U.S. Classification178/18.04, 178/19.02, 345/177
International ClassificationG06F3/033, G06F3/043
Cooperative ClassificationG06F3/0436
European ClassificationG06F3/043R
Legal Events
DateCodeEventDescription
Sep 13, 1996ASAssignment
Owner name: CANON KABUSHIKI KAISHA, JAPAN
Free format text: ASSIGNMENT OF ASSIGNORS INTEREST;ASSIGNORS:KOBAYASHI, KATSUYUKI;TANAKA, ATSUSHI;YOSHIMURA, YUICHIRO;AND OTHERS;REEL/FRAME:008161/0534;SIGNING DATES FROM 19960902 TO 19960904
Nov 8, 2001FPAYFee payment
Year of fee payment: 4
Dec 21, 2005REMIMaintenance fee reminder mailed
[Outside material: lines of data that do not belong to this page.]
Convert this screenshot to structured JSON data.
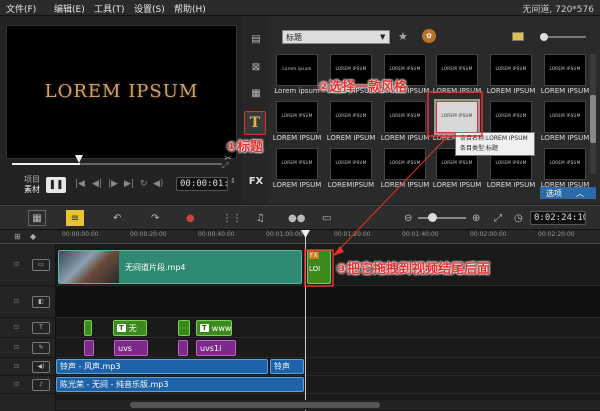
{
  "menu": {
    "file": "文件(F)",
    "edit": "编辑(E)",
    "tools": "工具(T)",
    "settings": "设置(S)",
    "help": "帮助(H)"
  },
  "project_info": "无间道, 720*576",
  "preview": {
    "title_text": "LOREM IPSUM",
    "mode_project": "项目",
    "mode_clip": "素材",
    "timecode": "00:00:01:06"
  },
  "library": {
    "category": "标题",
    "thumbnails": [
      {
        "text": "Lorem ipsum",
        "label": "Lorem ipsum"
      },
      {
        "text": "LOREM IPSUM",
        "label": "LOREM IPSUM"
      },
      {
        "text": "LOREM IPSUM",
        "label": "LOREM IPSUM"
      },
      {
        "text": "LOREM IPSUM",
        "label": "LOREM IPSUM"
      },
      {
        "text": "LOREM IPSUM",
        "label": "LOREM IPSUM"
      },
      {
        "text": "LOREM IPSUM",
        "label": "LOREM IPSUM"
      },
      {
        "text": "LOREM IPSUM",
        "label": "LOREM IPSUM"
      },
      {
        "text": "LOREM IPSUM",
        "label": "LOREM IPSUM"
      },
      {
        "text": "LOREM IPSUM",
        "label": "LOREM IPSUM"
      },
      {
        "text": "LOREM IPSUM",
        "label": "LOREM IPSUM"
      },
      {
        "text": "LOREM IPSUM",
        "label": "LOREM IPSUM"
      },
      {
        "text": "LOREM IPSUM",
        "label": "LOREM IPSUM"
      },
      {
        "text": "LOREM IPSUM",
        "label": "LOREM IPSUM"
      },
      {
        "text": "LOREM IPSUM",
        "label": "LOREMIPSUM"
      },
      {
        "text": "LOREM IPSUM",
        "label": "LOREM IPSUM"
      },
      {
        "text": "LOREM IPSUM",
        "label": "LOREM IPSUM"
      },
      {
        "text": "LOREM IPSUM",
        "label": "LOREM IPSUM"
      },
      {
        "text": "LOREM IPSUM",
        "label": "LOREM IPSUM"
      }
    ],
    "tooltip_line1": "条目名称:LOREM IPSUM",
    "tooltip_line2": "条目类型:标题",
    "options_label": "选项",
    "fx_label": "FX"
  },
  "timeline": {
    "timecode": "0:02:24:10",
    "ruler_ticks": [
      "00:00:00:00",
      "00:00:20:00",
      "00:00:40:00",
      "00:01:00:00",
      "00:01:20:00",
      "00:01:40:00",
      "00:02:00:00",
      "00:02:20:00"
    ],
    "video_clip_name": "无间道片段.mp4",
    "title_clip_fx": "FX",
    "title_clip_text": "LOI",
    "title_clip1": "无",
    "title_clip2": "www",
    "fx_clip1": "uvs",
    "fx_clip2": "uvs1i",
    "voice_clip1": "铃声 - 风声.mp3",
    "voice_clip2": "铃声",
    "music_clip": "陈光荣 - 无间 - 纯音乐版.mp3",
    "badge_t": "T"
  },
  "annotations": {
    "step1": "①标题",
    "step2": "②选择一款风格",
    "step3": "③把它拖拽到视频结尾后面"
  },
  "colors": {
    "annotation": "#e83030",
    "video_clip": "#2e8a72",
    "title_clip": "#3c8a1e",
    "music_clip": "#1e63a8",
    "fx_clip": "#7c2a8a"
  }
}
Jun 2, 2006LAPSLapse for failure to pay maintenance fees
Aug 1, 2006FPExpired due to failure to pay maintenance fee
Effective date: 20060602